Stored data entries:

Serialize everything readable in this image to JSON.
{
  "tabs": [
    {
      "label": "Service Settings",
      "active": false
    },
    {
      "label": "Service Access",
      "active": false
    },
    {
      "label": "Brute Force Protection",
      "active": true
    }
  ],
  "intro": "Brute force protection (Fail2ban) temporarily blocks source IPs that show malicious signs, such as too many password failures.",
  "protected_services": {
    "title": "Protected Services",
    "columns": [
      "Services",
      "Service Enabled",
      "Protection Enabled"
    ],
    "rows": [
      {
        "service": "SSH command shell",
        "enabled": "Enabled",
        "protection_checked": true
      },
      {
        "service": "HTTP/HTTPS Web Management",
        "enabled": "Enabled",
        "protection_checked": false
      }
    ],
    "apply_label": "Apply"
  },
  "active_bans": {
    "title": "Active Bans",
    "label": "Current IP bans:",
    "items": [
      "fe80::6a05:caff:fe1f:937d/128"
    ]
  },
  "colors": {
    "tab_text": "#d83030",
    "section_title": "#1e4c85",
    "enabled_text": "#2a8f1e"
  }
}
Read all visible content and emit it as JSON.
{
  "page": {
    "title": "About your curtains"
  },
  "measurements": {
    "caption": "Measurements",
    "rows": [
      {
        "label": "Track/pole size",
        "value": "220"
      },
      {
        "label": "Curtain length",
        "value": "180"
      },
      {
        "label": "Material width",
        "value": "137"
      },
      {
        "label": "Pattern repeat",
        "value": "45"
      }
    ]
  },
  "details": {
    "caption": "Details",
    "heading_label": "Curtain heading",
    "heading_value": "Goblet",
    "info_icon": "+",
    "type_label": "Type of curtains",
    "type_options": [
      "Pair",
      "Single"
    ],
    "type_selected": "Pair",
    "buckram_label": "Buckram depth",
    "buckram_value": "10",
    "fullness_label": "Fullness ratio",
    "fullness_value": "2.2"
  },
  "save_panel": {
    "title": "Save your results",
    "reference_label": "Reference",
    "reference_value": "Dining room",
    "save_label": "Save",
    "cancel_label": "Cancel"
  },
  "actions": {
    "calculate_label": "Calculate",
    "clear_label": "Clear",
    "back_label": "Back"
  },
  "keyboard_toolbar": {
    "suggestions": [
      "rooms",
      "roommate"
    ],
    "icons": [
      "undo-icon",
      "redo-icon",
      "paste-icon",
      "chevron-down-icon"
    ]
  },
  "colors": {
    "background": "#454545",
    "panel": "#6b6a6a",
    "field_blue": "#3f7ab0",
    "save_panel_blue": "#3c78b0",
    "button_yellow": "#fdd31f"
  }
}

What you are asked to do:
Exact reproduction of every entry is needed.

Result of the task:
Serialize everything readable in this image to JSON.
{
  "tabs": [
    {
      "label": "Service Settings",
      "active": false
    },
    {
      "label": "Service Access",
      "active": false
    },
    {
      "label": "Brute Force Protection",
      "active": true
    }
  ],
  "intro": "Brute force protection (Fail2ban) temporarily blocks source IPs that show malicious signs, such as too many password failures.",
  "protected_services": {
    "title": "Protected Services",
    "columns": [
      "Services",
      "Service Enabled",
      "Protection Enabled"
    ],
    "rows": [
      {
        "service": "SSH command shell",
        "enabled": "Enabled",
        "protection_checked": true
      },
      {
        "service": "HTTP/HTTPS Web Management",
        "enabled": "Enabled",
        "protection_checked": false
      }
    ],
    "apply_label": "Apply"
  },
  "active_bans": {
    "title": "Active Bans",
    "label": "Current IP bans:",
    "items": [
      "fe80::6a05:caff:fe1f:937d/128"
    ]
  },
  "colors": {
    "tab_text": "#d83030",
    "section_title": "#1e4c85",
    "enabled_text": "#2a8f1e"
  }
}
Read all visible content and emit it as JSON.
{
  "page": {
    "title": "About your curtains"
  },
  "measurements": {
    "caption": "Measurements",
    "rows": [
      {
        "label": "Track/pole size",
        "value": "220"
      },
      {
        "label": "Curtain length",
        "value": "180"
      },
      {
        "label": "Material width",
        "value": "137"
      },
      {
        "label": "Pattern repeat",
        "value": "45"
      }
    ]
  },
  "details": {
    "caption": "Details",
    "heading_label": "Curtain heading",
    "heading_value": "Goblet",
    "info_icon": "+",
    "type_label": "Type of curtains",
    "type_options": [
      "Pair",
      "Single"
    ],
    "type_selected": "Pair",
    "buckram_label": "Buckram depth",
    "buckram_value": "10",
    "fullness_label": "Fullness ratio",
    "fullness_value": "2.2"
  },
  "save_panel": {
    "title": "Save your results",
    "reference_label": "Reference",
    "reference_value": "Dining room",
    "save_label": "Save",
    "cancel_label": "Cancel"
  },
  "actions": {
    "calculate_label": "Calculate",
    "clear_label": "Clear",
    "back_label": "Back"
  },
  "keyboard_toolbar": {
    "suggestions": [
      "rooms",
      "roommate"
    ],
    "icons": [
      "undo-icon",
      "redo-icon",
      "paste-icon",
      "chevron-down-icon"
    ]
  },
  "colors": {
    "background": "#454545",
    "panel": "#6b6a6a",
    "field_blue": "#3f7ab0",
    "save_panel_blue": "#3c78b0",
    "button_yellow": "#fdd31f"
  }
}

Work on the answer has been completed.